WHAT NEEDS TO BE DONE:
In the entries below, find the lines that contain the word "this" and copy them.

(PROVIDED INFORMATION)

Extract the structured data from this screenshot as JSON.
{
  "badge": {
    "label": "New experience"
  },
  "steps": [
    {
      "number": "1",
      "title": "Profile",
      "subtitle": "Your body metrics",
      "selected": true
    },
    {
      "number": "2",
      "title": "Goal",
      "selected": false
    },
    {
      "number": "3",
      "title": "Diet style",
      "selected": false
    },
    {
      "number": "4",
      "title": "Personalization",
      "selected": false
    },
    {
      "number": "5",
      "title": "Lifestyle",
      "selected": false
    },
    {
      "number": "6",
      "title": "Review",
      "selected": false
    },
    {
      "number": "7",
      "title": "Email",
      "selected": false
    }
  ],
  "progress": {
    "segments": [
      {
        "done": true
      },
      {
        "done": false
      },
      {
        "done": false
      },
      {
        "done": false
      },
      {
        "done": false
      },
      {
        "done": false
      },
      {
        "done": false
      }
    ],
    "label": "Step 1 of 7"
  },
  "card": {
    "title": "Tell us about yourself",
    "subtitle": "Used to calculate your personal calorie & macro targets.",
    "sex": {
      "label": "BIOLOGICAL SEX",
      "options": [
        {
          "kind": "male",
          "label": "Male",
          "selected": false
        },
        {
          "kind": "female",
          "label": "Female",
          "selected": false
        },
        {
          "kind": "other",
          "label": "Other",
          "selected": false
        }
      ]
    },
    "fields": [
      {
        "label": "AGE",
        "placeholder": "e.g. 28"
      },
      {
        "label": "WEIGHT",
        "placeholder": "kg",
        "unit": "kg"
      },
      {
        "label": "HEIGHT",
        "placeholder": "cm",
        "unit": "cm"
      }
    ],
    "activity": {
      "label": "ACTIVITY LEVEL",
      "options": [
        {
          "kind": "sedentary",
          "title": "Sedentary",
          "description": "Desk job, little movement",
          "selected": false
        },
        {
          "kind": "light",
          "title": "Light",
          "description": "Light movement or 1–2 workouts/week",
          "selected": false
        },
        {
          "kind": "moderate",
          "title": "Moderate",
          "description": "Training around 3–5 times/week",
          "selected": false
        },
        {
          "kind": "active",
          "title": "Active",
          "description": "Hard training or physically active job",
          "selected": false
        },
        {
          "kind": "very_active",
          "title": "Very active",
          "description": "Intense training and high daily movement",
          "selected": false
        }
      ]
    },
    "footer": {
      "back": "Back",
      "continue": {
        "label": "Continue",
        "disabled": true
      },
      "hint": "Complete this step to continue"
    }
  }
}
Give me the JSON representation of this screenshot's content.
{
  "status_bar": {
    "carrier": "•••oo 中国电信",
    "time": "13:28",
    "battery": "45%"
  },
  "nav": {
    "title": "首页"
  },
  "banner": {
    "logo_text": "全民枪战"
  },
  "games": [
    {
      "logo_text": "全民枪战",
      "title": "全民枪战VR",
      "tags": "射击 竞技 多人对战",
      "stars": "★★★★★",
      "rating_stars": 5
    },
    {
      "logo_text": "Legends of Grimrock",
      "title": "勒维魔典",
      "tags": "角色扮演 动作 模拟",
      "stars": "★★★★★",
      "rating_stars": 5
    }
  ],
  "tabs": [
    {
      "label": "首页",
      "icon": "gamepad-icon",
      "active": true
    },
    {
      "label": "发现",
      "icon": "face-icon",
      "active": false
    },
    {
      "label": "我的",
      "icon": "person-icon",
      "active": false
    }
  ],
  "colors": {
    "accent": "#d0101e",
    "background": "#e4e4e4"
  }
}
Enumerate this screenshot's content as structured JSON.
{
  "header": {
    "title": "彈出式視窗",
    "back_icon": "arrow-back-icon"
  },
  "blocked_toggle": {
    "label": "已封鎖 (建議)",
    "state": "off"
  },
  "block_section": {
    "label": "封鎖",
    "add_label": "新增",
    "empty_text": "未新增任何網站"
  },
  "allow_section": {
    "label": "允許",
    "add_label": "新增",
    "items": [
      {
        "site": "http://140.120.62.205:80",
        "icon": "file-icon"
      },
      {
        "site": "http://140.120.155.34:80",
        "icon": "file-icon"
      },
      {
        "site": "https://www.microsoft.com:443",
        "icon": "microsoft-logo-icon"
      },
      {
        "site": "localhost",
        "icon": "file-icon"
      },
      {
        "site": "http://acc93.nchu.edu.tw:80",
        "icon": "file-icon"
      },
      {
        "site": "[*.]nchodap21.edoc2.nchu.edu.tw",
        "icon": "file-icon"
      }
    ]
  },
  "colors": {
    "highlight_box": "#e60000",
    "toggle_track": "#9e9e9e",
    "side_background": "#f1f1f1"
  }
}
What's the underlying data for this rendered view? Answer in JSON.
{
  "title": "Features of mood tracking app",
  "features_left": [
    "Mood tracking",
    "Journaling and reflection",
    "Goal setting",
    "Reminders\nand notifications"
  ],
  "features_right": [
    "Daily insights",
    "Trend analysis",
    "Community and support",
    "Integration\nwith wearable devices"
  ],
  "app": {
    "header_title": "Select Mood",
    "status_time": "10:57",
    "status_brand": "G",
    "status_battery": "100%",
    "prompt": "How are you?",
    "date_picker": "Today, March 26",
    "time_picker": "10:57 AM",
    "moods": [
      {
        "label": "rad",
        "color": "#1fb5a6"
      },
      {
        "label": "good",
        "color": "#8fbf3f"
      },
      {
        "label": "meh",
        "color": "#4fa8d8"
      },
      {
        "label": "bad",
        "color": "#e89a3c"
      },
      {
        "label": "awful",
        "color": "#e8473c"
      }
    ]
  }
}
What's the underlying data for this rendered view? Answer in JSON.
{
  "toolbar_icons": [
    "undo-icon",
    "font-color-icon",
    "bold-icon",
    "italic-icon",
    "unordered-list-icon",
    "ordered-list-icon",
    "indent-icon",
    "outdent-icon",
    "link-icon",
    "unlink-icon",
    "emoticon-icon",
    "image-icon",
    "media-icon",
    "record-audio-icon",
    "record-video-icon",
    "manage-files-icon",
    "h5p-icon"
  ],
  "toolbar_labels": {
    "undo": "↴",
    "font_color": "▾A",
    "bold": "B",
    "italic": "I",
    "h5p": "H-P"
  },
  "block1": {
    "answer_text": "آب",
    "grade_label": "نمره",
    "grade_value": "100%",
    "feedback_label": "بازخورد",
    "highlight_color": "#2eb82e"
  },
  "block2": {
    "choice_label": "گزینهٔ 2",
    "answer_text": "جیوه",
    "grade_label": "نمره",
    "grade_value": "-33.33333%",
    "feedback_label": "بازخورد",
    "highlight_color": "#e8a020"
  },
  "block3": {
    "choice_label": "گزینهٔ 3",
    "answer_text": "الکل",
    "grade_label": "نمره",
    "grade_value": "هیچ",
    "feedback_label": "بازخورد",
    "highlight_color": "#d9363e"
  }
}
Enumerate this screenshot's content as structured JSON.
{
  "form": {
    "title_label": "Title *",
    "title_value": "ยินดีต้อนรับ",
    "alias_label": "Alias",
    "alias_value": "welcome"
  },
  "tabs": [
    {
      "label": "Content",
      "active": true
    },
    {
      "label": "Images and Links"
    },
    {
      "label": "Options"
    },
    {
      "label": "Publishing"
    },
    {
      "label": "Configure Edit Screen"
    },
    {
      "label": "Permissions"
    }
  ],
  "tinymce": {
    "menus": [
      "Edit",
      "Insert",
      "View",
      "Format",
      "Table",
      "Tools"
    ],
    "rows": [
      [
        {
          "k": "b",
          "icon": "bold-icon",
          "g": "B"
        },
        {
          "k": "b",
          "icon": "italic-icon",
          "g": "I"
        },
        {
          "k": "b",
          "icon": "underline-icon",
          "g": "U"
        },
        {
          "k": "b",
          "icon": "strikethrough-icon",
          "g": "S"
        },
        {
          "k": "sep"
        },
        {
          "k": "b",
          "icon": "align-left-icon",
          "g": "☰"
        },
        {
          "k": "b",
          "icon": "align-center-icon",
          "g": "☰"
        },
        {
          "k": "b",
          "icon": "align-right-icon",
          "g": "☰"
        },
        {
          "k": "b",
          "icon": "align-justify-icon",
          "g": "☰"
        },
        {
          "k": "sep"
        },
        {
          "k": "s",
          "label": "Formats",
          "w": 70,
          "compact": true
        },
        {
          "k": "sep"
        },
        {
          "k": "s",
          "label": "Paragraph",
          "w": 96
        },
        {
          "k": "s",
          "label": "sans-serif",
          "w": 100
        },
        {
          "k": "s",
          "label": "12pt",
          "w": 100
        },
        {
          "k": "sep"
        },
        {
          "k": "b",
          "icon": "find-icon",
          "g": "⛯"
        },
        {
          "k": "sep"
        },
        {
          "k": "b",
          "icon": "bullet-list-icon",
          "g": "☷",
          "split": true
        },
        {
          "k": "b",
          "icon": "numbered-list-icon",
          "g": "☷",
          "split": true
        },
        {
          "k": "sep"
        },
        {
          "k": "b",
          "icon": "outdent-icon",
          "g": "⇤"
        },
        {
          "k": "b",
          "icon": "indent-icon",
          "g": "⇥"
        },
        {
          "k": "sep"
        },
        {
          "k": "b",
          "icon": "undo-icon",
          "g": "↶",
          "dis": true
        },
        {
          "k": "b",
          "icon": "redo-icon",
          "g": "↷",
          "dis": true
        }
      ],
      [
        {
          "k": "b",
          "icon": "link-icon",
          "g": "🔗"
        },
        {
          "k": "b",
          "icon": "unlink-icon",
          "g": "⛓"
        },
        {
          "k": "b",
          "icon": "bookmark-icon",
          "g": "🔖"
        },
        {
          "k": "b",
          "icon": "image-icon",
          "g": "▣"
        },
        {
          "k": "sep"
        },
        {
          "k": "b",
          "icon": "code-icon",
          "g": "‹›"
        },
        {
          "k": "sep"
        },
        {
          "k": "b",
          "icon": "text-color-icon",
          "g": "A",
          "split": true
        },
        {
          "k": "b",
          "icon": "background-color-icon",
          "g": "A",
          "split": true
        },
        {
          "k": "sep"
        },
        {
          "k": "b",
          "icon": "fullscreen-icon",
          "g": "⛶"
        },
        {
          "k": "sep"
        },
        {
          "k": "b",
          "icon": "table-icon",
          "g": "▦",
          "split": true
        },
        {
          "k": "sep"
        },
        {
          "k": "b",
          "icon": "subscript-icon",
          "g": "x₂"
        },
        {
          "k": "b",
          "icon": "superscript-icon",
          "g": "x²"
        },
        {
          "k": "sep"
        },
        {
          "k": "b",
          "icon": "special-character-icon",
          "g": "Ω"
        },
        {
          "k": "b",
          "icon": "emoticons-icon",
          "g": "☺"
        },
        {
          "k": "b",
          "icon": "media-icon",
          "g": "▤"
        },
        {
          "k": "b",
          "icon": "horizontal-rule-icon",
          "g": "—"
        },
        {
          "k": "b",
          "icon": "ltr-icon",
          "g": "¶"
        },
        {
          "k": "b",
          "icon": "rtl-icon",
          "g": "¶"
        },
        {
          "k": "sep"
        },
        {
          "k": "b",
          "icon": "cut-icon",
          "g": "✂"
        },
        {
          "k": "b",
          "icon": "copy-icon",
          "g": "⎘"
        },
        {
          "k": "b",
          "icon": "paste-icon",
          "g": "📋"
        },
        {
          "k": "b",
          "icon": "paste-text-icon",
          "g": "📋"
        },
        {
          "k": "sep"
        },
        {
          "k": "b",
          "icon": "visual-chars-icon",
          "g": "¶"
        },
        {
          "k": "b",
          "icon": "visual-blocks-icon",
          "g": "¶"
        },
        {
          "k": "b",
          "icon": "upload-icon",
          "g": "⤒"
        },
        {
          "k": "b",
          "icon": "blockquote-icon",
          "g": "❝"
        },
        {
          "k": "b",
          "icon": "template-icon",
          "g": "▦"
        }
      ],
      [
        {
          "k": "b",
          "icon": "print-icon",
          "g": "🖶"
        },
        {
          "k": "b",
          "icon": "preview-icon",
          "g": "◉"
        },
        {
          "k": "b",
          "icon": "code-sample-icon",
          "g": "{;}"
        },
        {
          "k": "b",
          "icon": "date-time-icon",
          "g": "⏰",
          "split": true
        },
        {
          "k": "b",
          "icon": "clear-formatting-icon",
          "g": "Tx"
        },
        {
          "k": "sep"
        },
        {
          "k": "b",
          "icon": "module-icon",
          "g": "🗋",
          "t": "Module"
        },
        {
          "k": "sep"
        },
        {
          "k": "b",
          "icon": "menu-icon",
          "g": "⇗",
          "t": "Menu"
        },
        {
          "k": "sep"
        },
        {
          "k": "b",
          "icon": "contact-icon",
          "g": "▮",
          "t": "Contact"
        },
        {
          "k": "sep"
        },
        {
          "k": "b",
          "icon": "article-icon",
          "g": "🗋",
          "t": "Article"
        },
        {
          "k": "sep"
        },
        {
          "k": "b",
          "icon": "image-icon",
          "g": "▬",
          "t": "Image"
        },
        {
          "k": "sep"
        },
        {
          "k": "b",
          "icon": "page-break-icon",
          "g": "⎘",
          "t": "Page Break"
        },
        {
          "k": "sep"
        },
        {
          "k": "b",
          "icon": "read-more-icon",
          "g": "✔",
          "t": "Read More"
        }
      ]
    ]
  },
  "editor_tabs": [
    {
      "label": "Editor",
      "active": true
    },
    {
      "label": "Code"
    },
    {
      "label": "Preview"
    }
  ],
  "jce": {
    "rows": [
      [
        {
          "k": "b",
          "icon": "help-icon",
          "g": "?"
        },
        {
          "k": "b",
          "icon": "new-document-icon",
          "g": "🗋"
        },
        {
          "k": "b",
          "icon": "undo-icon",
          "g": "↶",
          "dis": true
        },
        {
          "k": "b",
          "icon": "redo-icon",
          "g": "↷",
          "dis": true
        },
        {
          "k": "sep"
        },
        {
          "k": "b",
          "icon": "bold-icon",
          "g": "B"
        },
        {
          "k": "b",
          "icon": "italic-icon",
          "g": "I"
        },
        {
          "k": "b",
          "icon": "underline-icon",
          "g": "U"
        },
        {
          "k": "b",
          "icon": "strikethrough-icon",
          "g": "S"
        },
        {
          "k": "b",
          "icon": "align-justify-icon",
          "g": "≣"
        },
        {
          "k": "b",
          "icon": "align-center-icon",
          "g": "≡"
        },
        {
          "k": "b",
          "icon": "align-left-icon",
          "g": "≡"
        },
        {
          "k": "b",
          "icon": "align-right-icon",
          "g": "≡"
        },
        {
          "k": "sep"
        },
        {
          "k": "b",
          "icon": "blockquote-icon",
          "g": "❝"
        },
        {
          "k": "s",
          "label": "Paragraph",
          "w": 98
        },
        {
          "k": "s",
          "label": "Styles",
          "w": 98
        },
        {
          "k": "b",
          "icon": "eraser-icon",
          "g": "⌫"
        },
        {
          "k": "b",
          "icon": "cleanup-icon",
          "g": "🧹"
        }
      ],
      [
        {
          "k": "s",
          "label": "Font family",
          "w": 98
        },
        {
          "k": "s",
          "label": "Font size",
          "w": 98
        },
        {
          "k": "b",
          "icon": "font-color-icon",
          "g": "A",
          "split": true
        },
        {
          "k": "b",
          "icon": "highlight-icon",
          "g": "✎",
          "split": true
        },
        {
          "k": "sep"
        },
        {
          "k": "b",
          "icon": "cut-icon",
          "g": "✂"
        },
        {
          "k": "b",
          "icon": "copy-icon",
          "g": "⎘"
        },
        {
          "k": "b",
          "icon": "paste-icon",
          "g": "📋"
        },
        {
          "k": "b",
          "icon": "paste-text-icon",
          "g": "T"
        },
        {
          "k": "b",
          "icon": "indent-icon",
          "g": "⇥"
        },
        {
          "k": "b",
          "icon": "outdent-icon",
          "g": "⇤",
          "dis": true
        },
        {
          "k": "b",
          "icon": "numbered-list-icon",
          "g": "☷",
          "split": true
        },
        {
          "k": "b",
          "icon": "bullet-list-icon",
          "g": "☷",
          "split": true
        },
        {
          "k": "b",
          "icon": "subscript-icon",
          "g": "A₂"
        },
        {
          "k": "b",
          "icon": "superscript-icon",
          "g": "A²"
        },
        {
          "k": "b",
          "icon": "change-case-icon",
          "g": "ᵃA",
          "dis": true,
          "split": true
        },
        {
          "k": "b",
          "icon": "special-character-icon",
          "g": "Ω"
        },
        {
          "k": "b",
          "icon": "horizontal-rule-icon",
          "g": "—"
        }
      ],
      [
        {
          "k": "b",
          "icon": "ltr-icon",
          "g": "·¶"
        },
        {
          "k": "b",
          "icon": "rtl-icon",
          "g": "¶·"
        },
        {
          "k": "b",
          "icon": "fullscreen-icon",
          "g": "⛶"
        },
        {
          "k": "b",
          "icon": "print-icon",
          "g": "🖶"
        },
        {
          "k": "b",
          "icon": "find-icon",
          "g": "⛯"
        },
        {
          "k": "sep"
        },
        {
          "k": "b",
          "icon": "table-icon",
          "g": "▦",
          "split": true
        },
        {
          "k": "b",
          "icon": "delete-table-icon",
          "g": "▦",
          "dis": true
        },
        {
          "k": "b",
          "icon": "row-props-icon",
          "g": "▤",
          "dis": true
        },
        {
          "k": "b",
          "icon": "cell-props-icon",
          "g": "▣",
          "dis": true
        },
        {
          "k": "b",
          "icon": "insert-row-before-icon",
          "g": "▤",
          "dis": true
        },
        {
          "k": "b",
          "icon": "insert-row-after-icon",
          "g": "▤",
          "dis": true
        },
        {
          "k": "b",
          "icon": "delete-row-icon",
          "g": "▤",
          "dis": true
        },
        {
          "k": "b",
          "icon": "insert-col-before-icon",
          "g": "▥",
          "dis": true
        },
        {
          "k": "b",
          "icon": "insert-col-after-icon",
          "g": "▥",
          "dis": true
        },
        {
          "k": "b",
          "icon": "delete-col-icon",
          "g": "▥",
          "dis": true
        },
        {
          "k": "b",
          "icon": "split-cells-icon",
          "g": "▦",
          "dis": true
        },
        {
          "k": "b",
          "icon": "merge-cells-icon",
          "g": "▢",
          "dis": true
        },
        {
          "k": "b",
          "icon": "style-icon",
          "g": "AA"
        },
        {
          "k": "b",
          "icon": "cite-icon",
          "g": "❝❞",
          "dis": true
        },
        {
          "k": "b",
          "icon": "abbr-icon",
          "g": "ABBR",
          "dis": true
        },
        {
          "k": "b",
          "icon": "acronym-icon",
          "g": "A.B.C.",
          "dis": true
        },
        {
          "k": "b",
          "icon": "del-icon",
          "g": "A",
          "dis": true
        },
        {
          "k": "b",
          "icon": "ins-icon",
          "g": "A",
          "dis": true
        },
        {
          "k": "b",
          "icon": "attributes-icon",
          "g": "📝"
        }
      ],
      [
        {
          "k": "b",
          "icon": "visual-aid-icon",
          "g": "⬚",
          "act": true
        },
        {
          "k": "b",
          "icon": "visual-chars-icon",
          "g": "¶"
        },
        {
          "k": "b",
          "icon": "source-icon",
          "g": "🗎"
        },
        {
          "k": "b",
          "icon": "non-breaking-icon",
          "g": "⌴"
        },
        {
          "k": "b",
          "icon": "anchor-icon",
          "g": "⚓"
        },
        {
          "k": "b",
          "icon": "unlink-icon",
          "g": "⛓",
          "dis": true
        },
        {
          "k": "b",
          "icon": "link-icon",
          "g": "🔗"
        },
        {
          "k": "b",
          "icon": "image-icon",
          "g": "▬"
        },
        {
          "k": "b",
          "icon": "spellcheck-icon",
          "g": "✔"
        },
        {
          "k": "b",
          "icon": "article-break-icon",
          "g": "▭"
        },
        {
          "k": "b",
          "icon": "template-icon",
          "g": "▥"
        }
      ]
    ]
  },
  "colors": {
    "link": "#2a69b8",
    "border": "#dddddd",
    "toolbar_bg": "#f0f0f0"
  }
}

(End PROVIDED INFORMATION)

RESPONSE:
Extract the structured data from this screenshot as JSON.
      "hint": "Complete this step to continue"
Give me the JSON representation of this screenshot's content.
Enumerate this screenshot's content as structured JSON.
What's the underlying data for this rendered view? Answer in JSON.
What's the underlying data for this rendered view? Answer in JSON.
Enumerate this screenshot's content as structured JSON.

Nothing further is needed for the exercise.